Recorded data

•••••

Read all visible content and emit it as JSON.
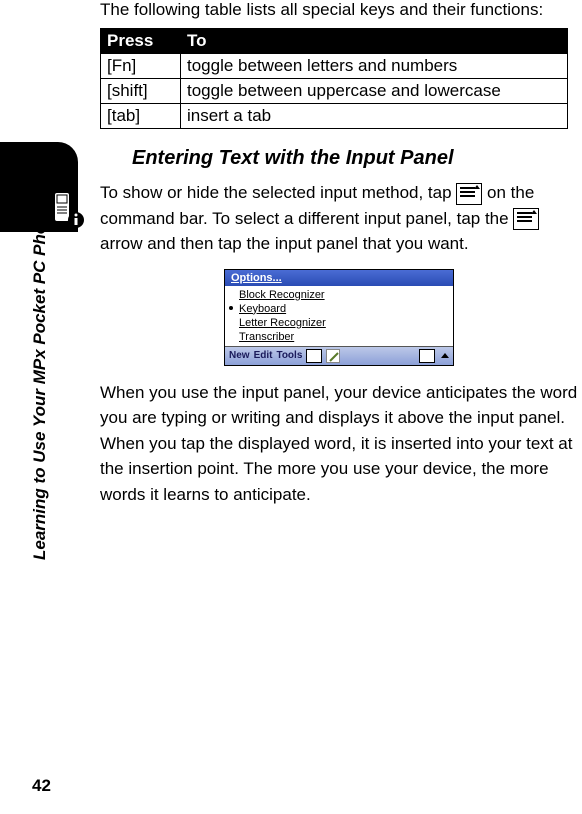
{
  "sideLabel": "Learning to Use Your MPx Pocket PC Phone",
  "pageNumber": "42",
  "introText": "The following table lists all special keys and their functions:",
  "table": {
    "headers": {
      "col1": "Press",
      "col2": "To"
    },
    "rows": [
      {
        "press": "[Fn]",
        "to": "toggle between letters and numbers"
      },
      {
        "press": "[shift]",
        "to": "toggle between uppercase and lowercase"
      },
      {
        "press": "[tab]",
        "to": "insert a tab"
      }
    ]
  },
  "sectionHeading": "Entering Text with the Input Panel",
  "para1": {
    "seg1": "To show or hide the selected input method, tap ",
    "seg2": " on the command bar. To select a different input panel, tap the ",
    "seg3": " arrow and then tap the input panel that you want."
  },
  "panel": {
    "optionsLabel": "Options...",
    "items": {
      "block": "Block Recognizer",
      "keyboard": "Keyboard",
      "letter": "Letter Recognizer",
      "transcriber": "Transcriber"
    },
    "bar": {
      "new": "New",
      "edit": "Edit",
      "tools": "Tools"
    }
  },
  "para2": "When you use the input panel, your device anticipates the word you are typing or writing and displays it above the input panel. When you tap the displayed word, it is inserted into your text at the insertion point. The more you use your device, the more words it learns to anticipate."
}
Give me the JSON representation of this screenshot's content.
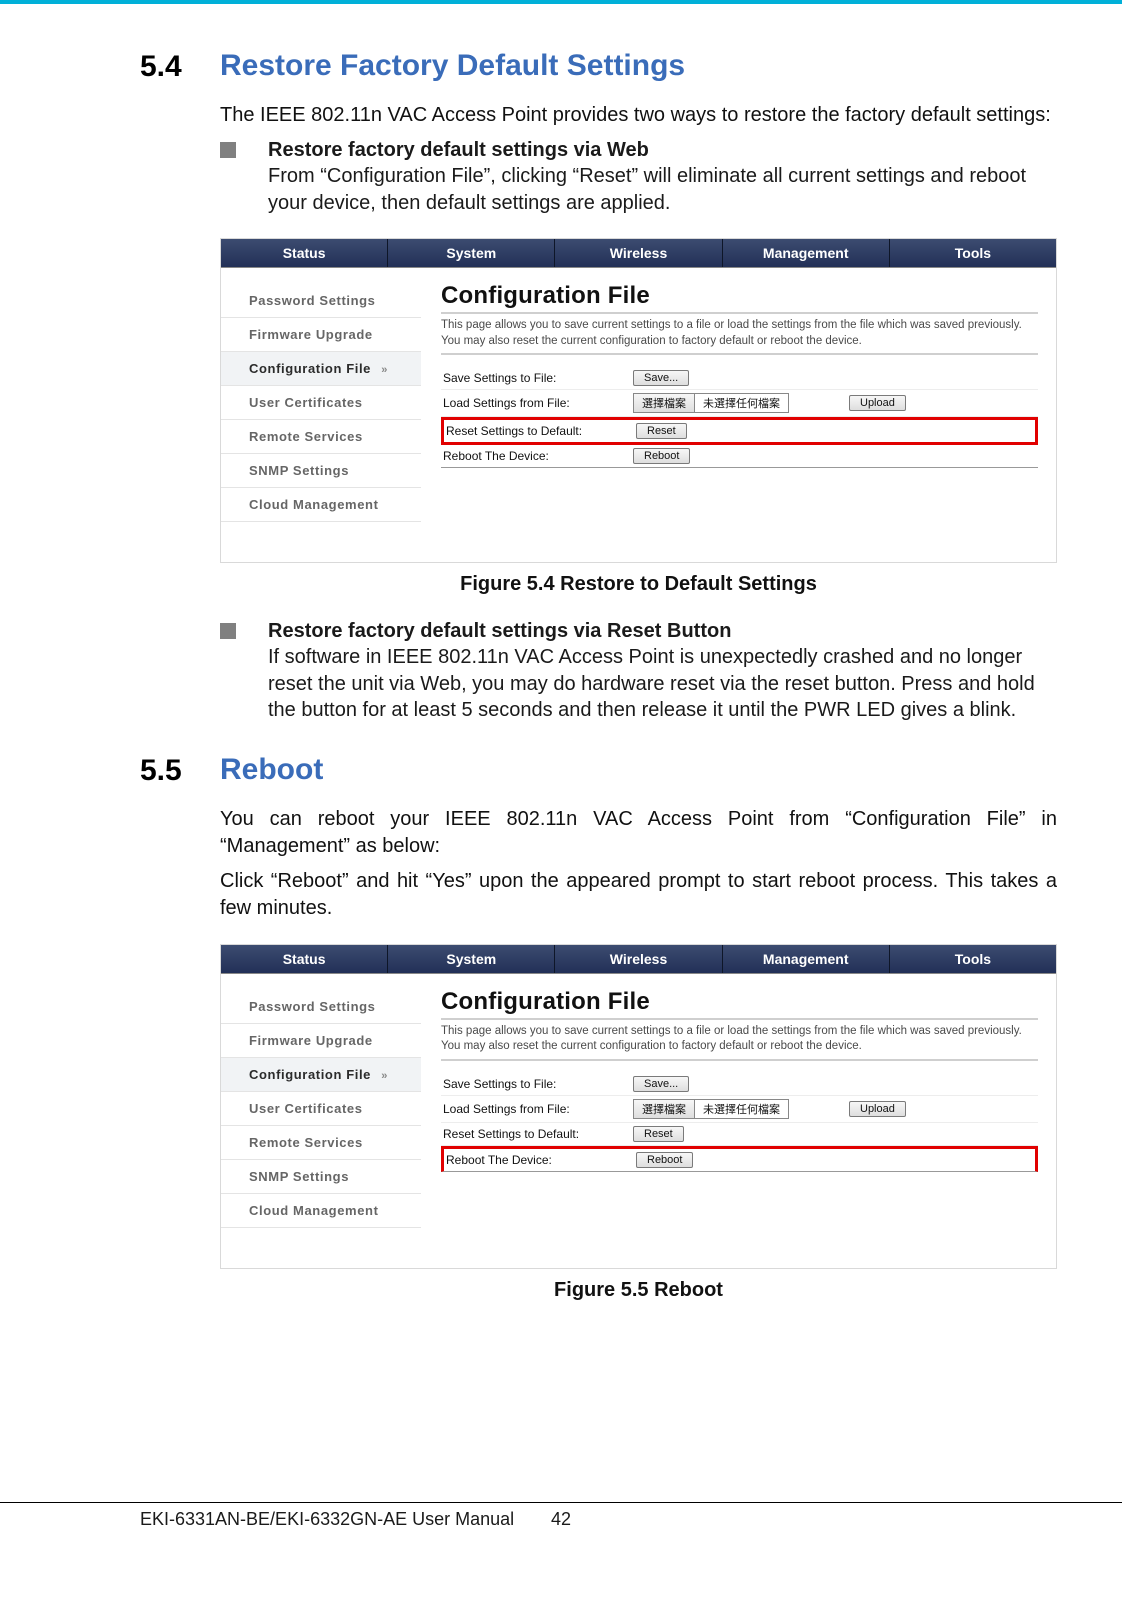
{
  "section54": {
    "number": "5.4",
    "title": "Restore Factory Default Settings",
    "intro": "The IEEE 802.11n VAC Access Point provides two ways to restore the factory default settings:",
    "bullet1_title": "Restore factory default settings via Web",
    "bullet1_desc": "From “Configuration File”, clicking “Reset” will eliminate all current settings and reboot your device, then default settings are applied.",
    "caption": "Figure 5.4 Restore to Default Settings",
    "bullet2_title": "Restore factory default settings via Reset Button",
    "bullet2_desc": "If software in IEEE 802.11n VAC Access Point is unexpectedly crashed and no longer reset the unit via Web, you may do hardware reset via the reset button. Press and hold the button for at least 5 seconds and then release it until the PWR LED gives a blink."
  },
  "section55": {
    "number": "5.5",
    "title": "Reboot",
    "p1": "You can reboot your IEEE 802.11n VAC Access Point from “Configuration File” in “Management” as below:",
    "p2": "Click “Reboot” and hit “Yes” upon the appeared prompt to start reboot process. This takes a few minutes.",
    "caption": "Figure 5.5 Reboot"
  },
  "nav": {
    "t0": "Status",
    "t1": "System",
    "t2": "Wireless",
    "t3": "Management",
    "t4": "Tools"
  },
  "sidebar": {
    "i0": "Password Settings",
    "i1": "Firmware Upgrade",
    "i2": "Configuration File",
    "chev": "»",
    "i3": "User Certificates",
    "i4": "Remote Services",
    "i5": "SNMP Settings",
    "i6": "Cloud Management"
  },
  "panel": {
    "title": "Configuration File",
    "desc": "This page allows you to save current settings to a file or load the settings from the file which was saved previously. You may also reset the current configuration to factory default or reboot the device.",
    "r0": "Save Settings to File:",
    "b_save": "Save...",
    "r1": "Load Settings from File:",
    "fp_btn": "選擇檔案",
    "fp_txt": "未選擇任何檔案",
    "b_upload": "Upload",
    "r2": "Reset Settings to Default:",
    "b_reset": "Reset",
    "r3": "Reboot The Device:",
    "b_reboot": "Reboot"
  },
  "footer": {
    "left": "EKI-6331AN-BE/EKI-6332GN-AE User Manual",
    "page": "42"
  }
}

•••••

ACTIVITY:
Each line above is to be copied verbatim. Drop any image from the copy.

SOLUTION TO THIS EXERCISE:
Read all visible content and emit it as JSON.
{
  "sideLabel": "Learning to Use Your MPx Pocket PC Phone",
  "pageNumber": "42",
  "introText": "The following table lists all special keys and their functions:",
  "table": {
    "headers": {
      "col1": "Press",
      "col2": "To"
    },
    "rows": [
      {
        "press": "[Fn]",
        "to": "toggle between letters and numbers"
      },
      {
        "press": "[shift]",
        "to": "toggle between uppercase and lowercase"
      },
      {
        "press": "[tab]",
        "to": "insert a tab"
      }
    ]
  },
  "sectionHeading": "Entering Text with the Input Panel",
  "para1": {
    "seg1": "To show or hide the selected input method, tap ",
    "seg2": " on the command bar. To select a different input panel, tap the ",
    "seg3": " arrow and then tap the input panel that you want."
  },
  "panel": {
    "optionsLabel": "Options...",
    "items": {
      "block": "Block Recognizer",
      "keyboard": "Keyboard",
      "letter": "Letter Recognizer",
      "transcriber": "Transcriber"
    },
    "bar": {
      "new": "New",
      "edit": "Edit",
      "tools": "Tools"
    }
  },
  "para2": "When you use the input panel, your device anticipates the word you are typing or writing and displays it above the input panel. When you tap the displayed word, it is inserted into your text at the insertion point. The more you use your device, the more words it learns to anticipate."
}
Give me the JSON representation of this screenshot's content.
{
  "section54": {
    "number": "5.4",
    "title": "Restore Factory Default Settings",
    "intro": "The IEEE 802.11n VAC Access Point provides two ways to restore the factory default settings:",
    "bullet1_title": "Restore factory default settings via Web",
    "bullet1_desc": "From “Configuration File”, clicking “Reset” will eliminate all current settings and reboot your device, then default settings are applied.",
    "caption": "Figure 5.4 Restore to Default Settings",
    "bullet2_title": "Restore factory default settings via Reset Button",
    "bullet2_desc": "If software in IEEE 802.11n VAC Access Point is unexpectedly crashed and no longer reset the unit via Web, you may do hardware reset via the reset button. Press and hold the button for at least 5 seconds and then release it until the PWR LED gives a blink."
  },
  "section55": {
    "number": "5.5",
    "title": "Reboot",
    "p1": "You can reboot your IEEE 802.11n VAC Access Point from “Configuration File” in “Management” as below:",
    "p2": "Click “Reboot” and hit “Yes” upon the appeared prompt to start reboot process. This takes a few minutes.",
    "caption": "Figure 5.5 Reboot"
  },
  "nav": {
    "t0": "Status",
    "t1": "System",
    "t2": "Wireless",
    "t3": "Management",
    "t4": "Tools"
  },
  "sidebar": {
    "i0": "Password Settings",
    "i1": "Firmware Upgrade",
    "i2": "Configuration File",
    "chev": "»",
    "i3": "User Certificates",
    "i4": "Remote Services",
    "i5": "SNMP Settings",
    "i6": "Cloud Management"
  },
  "panel": {
    "title": "Configuration File",
    "desc": "This page allows you to save current settings to a file or load the settings from the file which was saved previously. You may also reset the current configuration to factory default or reboot the device.",
    "r0": "Save Settings to File:",
    "b_save": "Save...",
    "r1": "Load Settings from File:",
    "fp_btn": "選擇檔案",
    "fp_txt": "未選擇任何檔案",
    "b_upload": "Upload",
    "r2": "Reset Settings to Default:",
    "b_reset": "Reset",
    "r3": "Reboot The Device:",
    "b_reboot": "Reboot"
  },
  "footer": {
    "left": "EKI-6331AN-BE/EKI-6332GN-AE User Manual",
    "page": "42"
  }
}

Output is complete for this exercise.